• **EXTRACTED RECORDS**:
=-=-=-=-=
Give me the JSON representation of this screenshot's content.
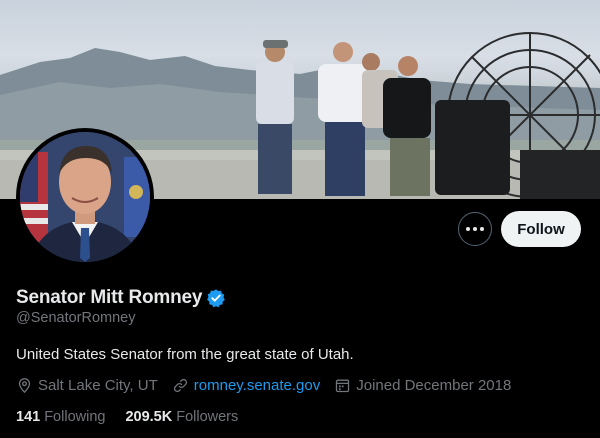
{
  "profile": {
    "display_name": "Senator Mitt Romney",
    "handle": "@SenatorRomney",
    "bio": "United States Senator from the great state of Utah.",
    "location": "Salt Lake City, UT",
    "website": "romney.senate.gov",
    "joined": "Joined December 2018",
    "following_count": "141",
    "following_label": "Following",
    "followers_count": "209.5K",
    "followers_label": "Followers"
  },
  "actions": {
    "follow_label": "Follow"
  },
  "icons": {
    "verified": "verified-badge-icon",
    "location": "location-pin-icon",
    "link": "link-icon",
    "calendar": "calendar-icon",
    "more": "more-options-icon"
  },
  "colors": {
    "background": "#000000",
    "primary_text": "#e7e9ea",
    "secondary_text": "#71767b",
    "link": "#1d9bf0",
    "verified": "#1d9bf0",
    "follow_button_bg": "#eff3f4"
  }
}
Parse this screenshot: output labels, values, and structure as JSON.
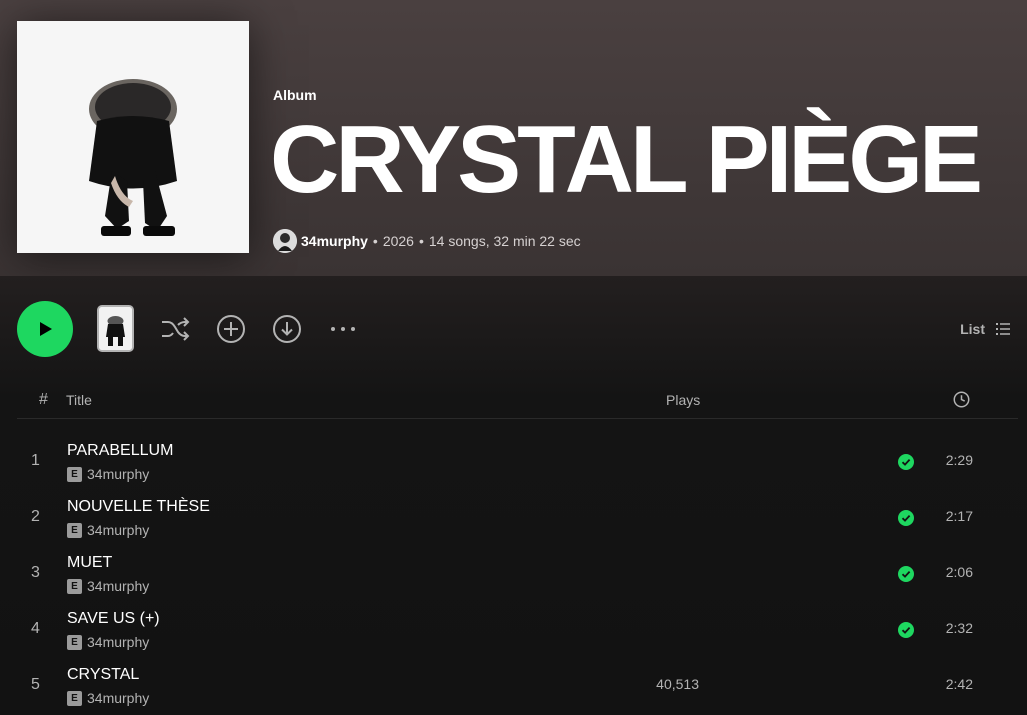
{
  "album": {
    "type": "Album",
    "title": "CRYSTAL PIÈGE",
    "artist": "34murphy",
    "year": "2026",
    "summary": "14 songs, 32 min 22 sec",
    "separator": "•"
  },
  "controls": {
    "play_icon": "play-icon",
    "shuffle_icon": "shuffle-icon",
    "add_icon": "add-circle-icon",
    "download_icon": "download-icon",
    "more_icon": "more-options-icon",
    "view_label": "List",
    "view_icon": "list-icon"
  },
  "table": {
    "headers": {
      "number": "#",
      "title": "Title",
      "plays": "Plays",
      "duration_icon": "clock-icon"
    },
    "rows": [
      {
        "number": "1",
        "title": "PARABELLUM",
        "explicit": "E",
        "artist": "34murphy",
        "plays": "",
        "saved": true,
        "duration": "2:29"
      },
      {
        "number": "2",
        "title": "NOUVELLE THÈSE",
        "explicit": "E",
        "artist": "34murphy",
        "plays": "",
        "saved": true,
        "duration": "2:17"
      },
      {
        "number": "3",
        "title": "MUET",
        "explicit": "E",
        "artist": "34murphy",
        "plays": "",
        "saved": true,
        "duration": "2:06"
      },
      {
        "number": "4",
        "title": "SAVE US (+)",
        "explicit": "E",
        "artist": "34murphy",
        "plays": "",
        "saved": true,
        "duration": "2:32"
      },
      {
        "number": "5",
        "title": "CRYSTAL",
        "explicit": "E",
        "artist": "34murphy",
        "plays": "40,513",
        "saved": false,
        "duration": "2:42"
      }
    ]
  },
  "colors": {
    "accent": "#1ed760",
    "header_bg": "#4a4040",
    "body_bg": "#121212",
    "muted_text": "#b3b3b3"
  }
}
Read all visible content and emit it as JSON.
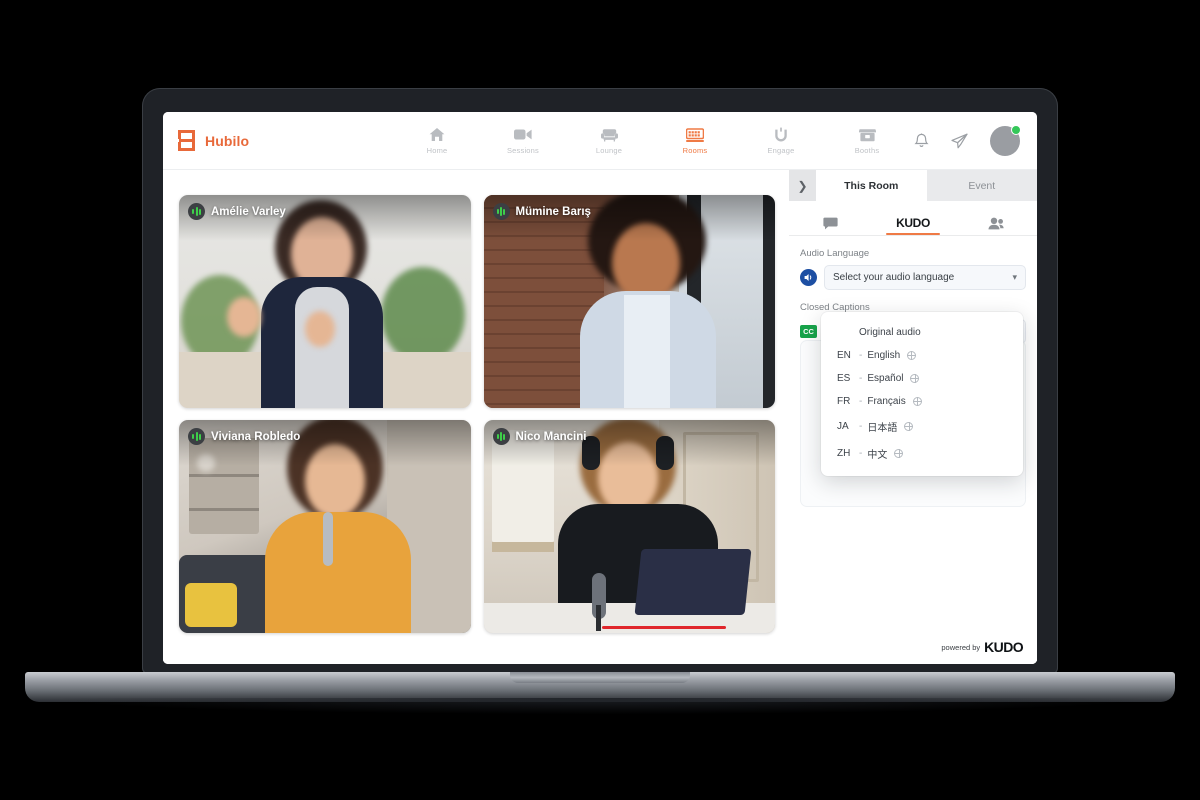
{
  "brand": {
    "name": "Hubilo",
    "logo_icon": "hubilo-logo-icon",
    "accent": "#e8693a"
  },
  "nav": {
    "items": [
      {
        "label": "Home",
        "icon": "home-icon",
        "active": false
      },
      {
        "label": "Sessions",
        "icon": "video-camera-icon",
        "active": false
      },
      {
        "label": "Lounge",
        "icon": "armchair-icon",
        "active": false
      },
      {
        "label": "Rooms",
        "icon": "rooms-grid-icon",
        "active": true
      },
      {
        "label": "Engage",
        "icon": "magnet-icon",
        "active": false
      },
      {
        "label": "Booths",
        "icon": "booth-icon",
        "active": false
      }
    ]
  },
  "topbar_right": {
    "notifications_icon": "bell-icon",
    "send_icon": "paper-plane-icon",
    "avatar_icon": "avatar",
    "status_color": "#34c759"
  },
  "stage": {
    "tiles": [
      {
        "name": "Amélie Varley",
        "mic_icon": "audio-level-icon"
      },
      {
        "name": "Mümine Barış",
        "mic_icon": "audio-level-icon"
      },
      {
        "name": "Viviana Robledo",
        "mic_icon": "audio-level-icon"
      },
      {
        "name": "Nico Mancini",
        "mic_icon": "audio-level-icon"
      }
    ]
  },
  "panel": {
    "collapse_icon": "chevron-right-icon",
    "tabs": [
      {
        "label": "This Room",
        "active": true
      },
      {
        "label": "Event",
        "active": false
      }
    ],
    "icon_tabs": [
      {
        "name": "chat-icon",
        "label": "",
        "active": false
      },
      {
        "name": "kudo-tab",
        "label": "KUDO",
        "active": true
      },
      {
        "name": "participants-icon",
        "label": "",
        "active": false
      }
    ],
    "audio": {
      "label": "Audio Language",
      "speaker_icon": "speaker-icon",
      "selected": "Select your audio language",
      "placeholder": "Select your audio language",
      "caret_icon": "chevron-down-icon"
    },
    "captions": {
      "label": "Closed Captions",
      "badge": "CC",
      "badge_color": "#17a34a"
    },
    "dropdown": {
      "options": [
        {
          "code": "",
          "dash": "",
          "name": "Original audio",
          "globe": false
        },
        {
          "code": "EN",
          "dash": "-",
          "name": "English",
          "globe": true
        },
        {
          "code": "ES",
          "dash": "-",
          "name": "Español",
          "globe": true
        },
        {
          "code": "FR",
          "dash": "-",
          "name": "Français",
          "globe": true
        },
        {
          "code": "JA",
          "dash": "-",
          "name": "日本語",
          "globe": true
        },
        {
          "code": "ZH",
          "dash": "-",
          "name": "中文",
          "globe": true
        }
      ]
    },
    "footer": {
      "powered_by": "powered by",
      "logo_text": "KUDO"
    }
  },
  "theme": {
    "accent": "#ef7a45",
    "panel_bg": "#ffffff",
    "page_bg": "#f4f5f7"
  }
}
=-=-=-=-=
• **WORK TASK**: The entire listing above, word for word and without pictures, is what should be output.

• **WRITTEN RESPONSE**:
Give me the JSON representation of this screenshot's content.
{
  "profile": {
    "display_name": "Senator Mitt Romney",
    "handle": "@SenatorRomney",
    "bio": "United States Senator from the great state of Utah.",
    "location": "Salt Lake City, UT",
    "website": "romney.senate.gov",
    "joined": "Joined December 2018",
    "following_count": "141",
    "following_label": "Following",
    "followers_count": "209.5K",
    "followers_label": "Followers"
  },
  "actions": {
    "follow_label": "Follow"
  },
  "icons": {
    "verified": "verified-badge-icon",
    "location": "location-pin-icon",
    "link": "link-icon",
    "calendar": "calendar-icon",
    "more": "more-options-icon"
  },
  "colors": {
    "background": "#000000",
    "primary_text": "#e7e9ea",
    "secondary_text": "#71767b",
    "link": "#1d9bf0",
    "verified": "#1d9bf0",
    "follow_button_bg": "#eff3f4"
  }
}
Parse this screenshot: output labels, values, and structure as JSON.
{
  "album": {
    "type": "Album",
    "title": "CRYSTAL PIÈGE",
    "artist": "34murphy",
    "year": "2026",
    "summary": "14 songs, 32 min 22 sec",
    "separator": "•"
  },
  "controls": {
    "play_icon": "play-icon",
    "shuffle_icon": "shuffle-icon",
    "add_icon": "add-circle-icon",
    "download_icon": "download-icon",
    "more_icon": "more-options-icon",
    "view_label": "List",
    "view_icon": "list-icon"
  },
  "table": {
    "headers": {
      "number": "#",
      "title": "Title",
      "plays": "Plays",
      "duration_icon": "clock-icon"
    },
    "rows": [
      {
        "number": "1",
        "title": "PARABELLUM",
        "explicit": "E",
        "artist": "34murphy",
        "plays": "",
        "saved": true,
        "duration": "2:29"
      },
      {
        "number": "2",
        "title": "NOUVELLE THÈSE",
        "explicit": "E",
        "artist": "34murphy",
        "plays": "",
        "saved": true,
        "duration": "2:17"
      },
      {
        "number": "3",
        "title": "MUET",
        "explicit": "E",
        "artist": "34murphy",
        "plays": "",
        "saved": true,
        "duration": "2:06"
      },
      {
        "number": "4",
        "title": "SAVE US (+)",
        "explicit": "E",
        "artist": "34murphy",
        "plays": "",
        "saved": true,
        "duration": "2:32"
      },
      {
        "number": "5",
        "title": "CRYSTAL",
        "explicit": "E",
        "artist": "34murphy",
        "plays": "40,513",
        "saved": false,
        "duration": "2:42"
      }
    ]
  },
  "colors": {
    "accent": "#1ed760",
    "header_bg": "#4a4040",
    "body_bg": "#121212",
    "muted_text": "#b3b3b3"
  }
}
Read all visible content and emit it as JSON.
{
  "brand": {
    "name": "Hubilo",
    "logo_icon": "hubilo-logo-icon",
    "accent": "#e8693a"
  },
  "nav": {
    "items": [
      {
        "label": "Home",
        "icon": "home-icon",
        "active": false
      },
      {
        "label": "Sessions",
        "icon": "video-camera-icon",
        "active": false
      },
      {
        "label": "Lounge",
        "icon": "armchair-icon",
        "active": false
      },
      {
        "label": "Rooms",
        "icon": "rooms-grid-icon",
        "active": true
      },
      {
        "label": "Engage",
        "icon": "magnet-icon",
        "active": false
      },
      {
        "label": "Booths",
        "icon": "booth-icon",
        "active": false
      }
    ]
  },
  "topbar_right": {
    "notifications_icon": "bell-icon",
    "send_icon": "paper-plane-icon",
    "avatar_icon": "avatar",
    "status_color": "#34c759"
  },
  "stage": {
    "tiles": [
      {
        "name": "Amélie Varley",
        "mic_icon": "audio-level-icon"
      },
      {
        "name": "Mümine Barış",
        "mic_icon": "audio-level-icon"
      },
      {
        "name": "Viviana Robledo",
        "mic_icon": "audio-level-icon"
      },
      {
        "name": "Nico Mancini",
        "mic_icon": "audio-level-icon"
      }
    ]
  },
  "panel": {
    "collapse_icon": "chevron-right-icon",
    "tabs": [
      {
        "label": "This Room",
        "active": true
      },
      {
        "label": "Event",
        "active": false
      }
    ],
    "icon_tabs": [
      {
        "name": "chat-icon",
        "label": "",
        "active": false
      },
      {
        "name": "kudo-tab",
        "label": "KUDO",
        "active": true
      },
      {
        "name": "participants-icon",
        "label": "",
        "active": false
      }
    ],
    "audio": {
      "label": "Audio Language",
      "speaker_icon": "speaker-icon",
      "selected": "Select your audio language",
      "placeholder": "Select your audio language",
      "caret_icon": "chevron-down-icon"
    },
    "captions": {
      "label": "Closed Captions",
      "badge": "CC",
      "badge_color": "#17a34a"
    },
    "dropdown": {
      "options": [
        {
          "code": "",
          "dash": "",
          "name": "Original audio",
          "globe": false
        },
        {
          "code": "EN",
          "dash": "-",
          "name": "English",
          "globe": true
        },
        {
          "code": "ES",
          "dash": "-",
          "name": "Español",
          "globe": true
        },
        {
          "code": "FR",
          "dash": "-",
          "name": "Français",
          "globe": true
        },
        {
          "code": "JA",
          "dash": "-",
          "name": "日本語",
          "globe": true
        },
        {
          "code": "ZH",
          "dash": "-",
          "name": "中文",
          "globe": true
        }
      ]
    },
    "footer": {
      "powered_by": "powered by",
      "logo_text": "KUDO"
    }
  },
  "theme": {
    "accent": "#ef7a45",
    "panel_bg": "#ffffff",
    "page_bg": "#f4f5f7"
  }
}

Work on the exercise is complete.